Sea otters are key to the health of California’s kelp forests and the many other marine species—including shellfish and finfish—that depend on kelp forest habitat.

Jean Edouard Rozey / Shutterstock

What's at Stake

The population of California sea otters before fur traders arrived is believed to have been between 14,000 and 16,000. But in 2012, the animals’ three-year population average was only 2,792.

Their fondness for eating urchins and other invertebrates helps keep these populations in check, contributing to the health of kelp forests.

Overview

Conservation and wildlife groups, represented by Earthjustice, are defending a decision by the U.S. Fish and Wildlife Service to end a failed policy of trying to exclude sea otters from their Southern California habitat—a so-called “No Otter Zone”—by relocating otters to other areas. An industry group, the California Sea Urchin Commission, filed a lawsuit challenging the federal decision to end the counterproductive management policy.
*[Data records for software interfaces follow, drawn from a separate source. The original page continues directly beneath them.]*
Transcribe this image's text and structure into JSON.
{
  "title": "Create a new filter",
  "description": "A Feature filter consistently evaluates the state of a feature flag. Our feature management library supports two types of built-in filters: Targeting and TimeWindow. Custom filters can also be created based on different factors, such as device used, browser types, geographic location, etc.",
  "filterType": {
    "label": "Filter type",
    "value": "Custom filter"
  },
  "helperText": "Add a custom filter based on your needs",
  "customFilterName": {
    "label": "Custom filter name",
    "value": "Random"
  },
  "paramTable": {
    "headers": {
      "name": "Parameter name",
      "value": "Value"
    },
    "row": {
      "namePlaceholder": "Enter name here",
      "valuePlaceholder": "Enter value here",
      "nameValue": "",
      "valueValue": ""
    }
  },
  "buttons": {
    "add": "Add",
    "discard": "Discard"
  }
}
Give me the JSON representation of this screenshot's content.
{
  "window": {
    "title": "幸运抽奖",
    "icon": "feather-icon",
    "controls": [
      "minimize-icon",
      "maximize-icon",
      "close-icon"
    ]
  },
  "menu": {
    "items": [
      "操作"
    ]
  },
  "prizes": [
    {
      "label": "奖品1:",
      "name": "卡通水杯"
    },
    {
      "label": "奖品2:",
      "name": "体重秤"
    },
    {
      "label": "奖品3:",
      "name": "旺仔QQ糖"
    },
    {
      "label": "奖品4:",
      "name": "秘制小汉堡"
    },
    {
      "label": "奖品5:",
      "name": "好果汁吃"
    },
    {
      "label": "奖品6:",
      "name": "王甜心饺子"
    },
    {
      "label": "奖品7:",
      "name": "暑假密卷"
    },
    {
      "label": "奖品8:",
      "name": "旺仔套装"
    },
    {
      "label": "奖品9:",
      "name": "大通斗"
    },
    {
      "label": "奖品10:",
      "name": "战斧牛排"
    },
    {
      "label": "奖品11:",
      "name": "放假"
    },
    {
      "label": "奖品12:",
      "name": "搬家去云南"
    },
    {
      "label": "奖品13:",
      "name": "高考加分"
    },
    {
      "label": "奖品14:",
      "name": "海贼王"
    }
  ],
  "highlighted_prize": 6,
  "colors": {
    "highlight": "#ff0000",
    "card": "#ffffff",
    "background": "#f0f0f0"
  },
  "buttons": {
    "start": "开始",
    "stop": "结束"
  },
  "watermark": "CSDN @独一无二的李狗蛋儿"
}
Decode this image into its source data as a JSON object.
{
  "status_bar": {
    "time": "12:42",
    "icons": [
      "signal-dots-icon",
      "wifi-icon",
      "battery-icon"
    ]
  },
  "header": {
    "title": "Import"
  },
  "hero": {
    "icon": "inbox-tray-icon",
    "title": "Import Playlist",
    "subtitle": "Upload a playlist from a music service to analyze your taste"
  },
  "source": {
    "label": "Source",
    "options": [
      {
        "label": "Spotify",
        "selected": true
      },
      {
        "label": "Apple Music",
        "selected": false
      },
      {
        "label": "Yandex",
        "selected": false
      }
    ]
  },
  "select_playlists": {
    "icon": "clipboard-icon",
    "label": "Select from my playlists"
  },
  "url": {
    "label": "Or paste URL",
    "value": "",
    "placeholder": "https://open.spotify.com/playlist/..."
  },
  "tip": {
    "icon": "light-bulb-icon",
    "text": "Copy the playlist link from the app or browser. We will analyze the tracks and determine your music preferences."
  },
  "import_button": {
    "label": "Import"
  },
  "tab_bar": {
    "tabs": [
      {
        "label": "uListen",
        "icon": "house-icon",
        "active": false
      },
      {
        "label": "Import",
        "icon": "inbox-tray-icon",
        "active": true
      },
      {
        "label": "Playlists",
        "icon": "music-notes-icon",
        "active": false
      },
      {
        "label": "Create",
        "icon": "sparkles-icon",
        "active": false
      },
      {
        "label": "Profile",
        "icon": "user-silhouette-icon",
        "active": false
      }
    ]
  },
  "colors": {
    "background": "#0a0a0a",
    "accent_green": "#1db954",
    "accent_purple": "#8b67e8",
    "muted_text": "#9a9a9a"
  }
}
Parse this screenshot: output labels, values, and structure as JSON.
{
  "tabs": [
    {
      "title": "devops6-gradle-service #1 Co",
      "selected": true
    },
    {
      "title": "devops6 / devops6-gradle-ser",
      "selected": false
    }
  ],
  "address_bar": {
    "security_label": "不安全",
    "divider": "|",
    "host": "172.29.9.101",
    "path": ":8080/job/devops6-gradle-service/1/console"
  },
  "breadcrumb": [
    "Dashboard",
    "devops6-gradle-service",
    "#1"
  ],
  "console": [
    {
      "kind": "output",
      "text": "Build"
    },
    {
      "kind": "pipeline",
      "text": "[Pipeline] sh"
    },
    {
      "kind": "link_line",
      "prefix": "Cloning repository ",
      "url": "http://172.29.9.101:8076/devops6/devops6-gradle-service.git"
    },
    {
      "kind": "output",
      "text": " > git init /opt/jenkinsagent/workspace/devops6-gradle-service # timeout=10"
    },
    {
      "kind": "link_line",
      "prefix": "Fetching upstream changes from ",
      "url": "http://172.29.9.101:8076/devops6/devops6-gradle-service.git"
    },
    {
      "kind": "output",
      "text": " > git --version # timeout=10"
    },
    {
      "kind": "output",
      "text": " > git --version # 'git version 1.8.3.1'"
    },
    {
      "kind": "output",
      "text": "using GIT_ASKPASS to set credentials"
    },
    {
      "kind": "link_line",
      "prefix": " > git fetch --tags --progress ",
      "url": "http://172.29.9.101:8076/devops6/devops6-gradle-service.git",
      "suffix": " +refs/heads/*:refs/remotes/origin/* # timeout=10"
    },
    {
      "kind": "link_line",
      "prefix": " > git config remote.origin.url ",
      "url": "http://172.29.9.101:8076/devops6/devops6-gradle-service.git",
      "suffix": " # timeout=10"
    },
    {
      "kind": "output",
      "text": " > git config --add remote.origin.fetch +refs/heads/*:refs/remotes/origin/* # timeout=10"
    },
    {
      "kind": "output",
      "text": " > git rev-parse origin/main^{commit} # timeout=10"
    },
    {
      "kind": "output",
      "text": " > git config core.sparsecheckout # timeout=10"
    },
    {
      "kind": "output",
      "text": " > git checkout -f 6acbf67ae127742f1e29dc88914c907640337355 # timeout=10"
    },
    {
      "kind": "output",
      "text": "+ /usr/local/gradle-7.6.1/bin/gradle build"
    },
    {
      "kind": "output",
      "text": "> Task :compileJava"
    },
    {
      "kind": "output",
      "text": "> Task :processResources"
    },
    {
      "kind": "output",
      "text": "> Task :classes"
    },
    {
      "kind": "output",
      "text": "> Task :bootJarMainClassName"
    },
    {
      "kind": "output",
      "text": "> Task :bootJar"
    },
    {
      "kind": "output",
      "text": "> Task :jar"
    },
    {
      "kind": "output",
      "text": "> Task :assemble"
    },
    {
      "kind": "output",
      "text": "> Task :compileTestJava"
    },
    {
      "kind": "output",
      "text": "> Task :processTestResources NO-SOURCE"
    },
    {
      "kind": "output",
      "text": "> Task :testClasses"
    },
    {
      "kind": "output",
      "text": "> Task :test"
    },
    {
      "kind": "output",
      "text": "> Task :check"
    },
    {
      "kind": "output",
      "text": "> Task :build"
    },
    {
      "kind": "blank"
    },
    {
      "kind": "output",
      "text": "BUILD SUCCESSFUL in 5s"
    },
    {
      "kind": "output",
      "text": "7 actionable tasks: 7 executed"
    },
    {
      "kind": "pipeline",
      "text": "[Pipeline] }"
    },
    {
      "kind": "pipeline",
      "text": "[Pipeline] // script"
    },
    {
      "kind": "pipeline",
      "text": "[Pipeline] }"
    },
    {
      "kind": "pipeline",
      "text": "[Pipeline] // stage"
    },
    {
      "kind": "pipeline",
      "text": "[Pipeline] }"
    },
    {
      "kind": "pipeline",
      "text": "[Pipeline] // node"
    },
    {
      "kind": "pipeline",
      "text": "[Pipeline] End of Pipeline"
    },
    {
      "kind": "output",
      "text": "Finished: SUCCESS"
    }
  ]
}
In 1987, the U.S. Fish and Wildlife Service passed a regulation establishing a “No Otter Zone” off the coast of Southern California as part of a plan to translocate sea otters to San Nicolas Island. At the time the agency suggested that the translocation program would help southern sea otters, which are protected as a “threatened” species under the Endangered Species Act, to gain protection should a catastrophic event like an oil spill threaten the otter population along parts of the California coast. The “No Otter Zone" was established by Congress in response to complaints from fishermen that moving otters to a new location could interfere with their fishing activities.

The translocation program ultimately fell short of expectations because not enough otters remained at San Nicolas Island to establish a viable population. Many relocated otters swam back to their waters of origin; others died from being captured or transported. U.S. Fish and Wildlife Service subsequently determined that enforcing the No Otter Zone would hurt sea otters’ protection and recovery. In 2013, the agency ended the “No Otter Zone” and translocation program in order to allow otters to expand to their natural, historical range south of Point Conception, which is necessary to achieve recovery of the species.

But that decision was challenged by the California Sea Urchin Commission, an organization that represents urchin harvesters and views sea otters as competitors. While sea otters do enjoy urchins, they also eat clams, mussels, mollusks, crustaceans and snails. Also, their fondness for eating urchins and other invertebrates helps keep these populations in check and prevents them from mowing down kelp forest habitat.

In September of 2015, a U.S. District Court judge ruled to uphold the Fish & Wildlife Service’s decision to end the misguided “No Otter Zone” program.

The population of California sea otters before fur traders arrived is believed to have been between 14,000 and 16,000. But in 2012 the animals’ three-year population average was only 2,792.

Case ID

2541

Attorneys

Case Updates

March 10, 2017 | Blog Post

Judges Agree: They Otter Be Free

Fishing industry groups wanted to revive a harmful program that excluded otters from parts of their coastal habitat—but Earthjustice fought back.

March 7, 2017 | Press Release

Judge Upholds Decision to End “No Otter Zone”

Second ruling to uphold U.S. Fish & Wildlife Service’s decision to end failed program that excluded sea otters from their historic range along the southern California coast

March 7, 2017 | Legal Document

California Sea Urchin Commission v. Michael Bean Order regarding Cross Motions for Summary Judgement

Plaintiffs are four trade groups representing fishermen who fish near San Nicolas Island. They ask the Court to hold unlawful and set aside action of the Fish and Wildlife Service (“FWS”) which, among other things, eliminated a regulation immunizing fishermen who accidentally harm California sea otters in this area. Intervenor- Defendants are seven non-profit organizations that share an affinity for marine mustelids. On November 11, 2016, Plaintiffs filed a motion for summary judgment. On December 16, 2016, the FWS and Intervenor-Defendants filed cross-motions.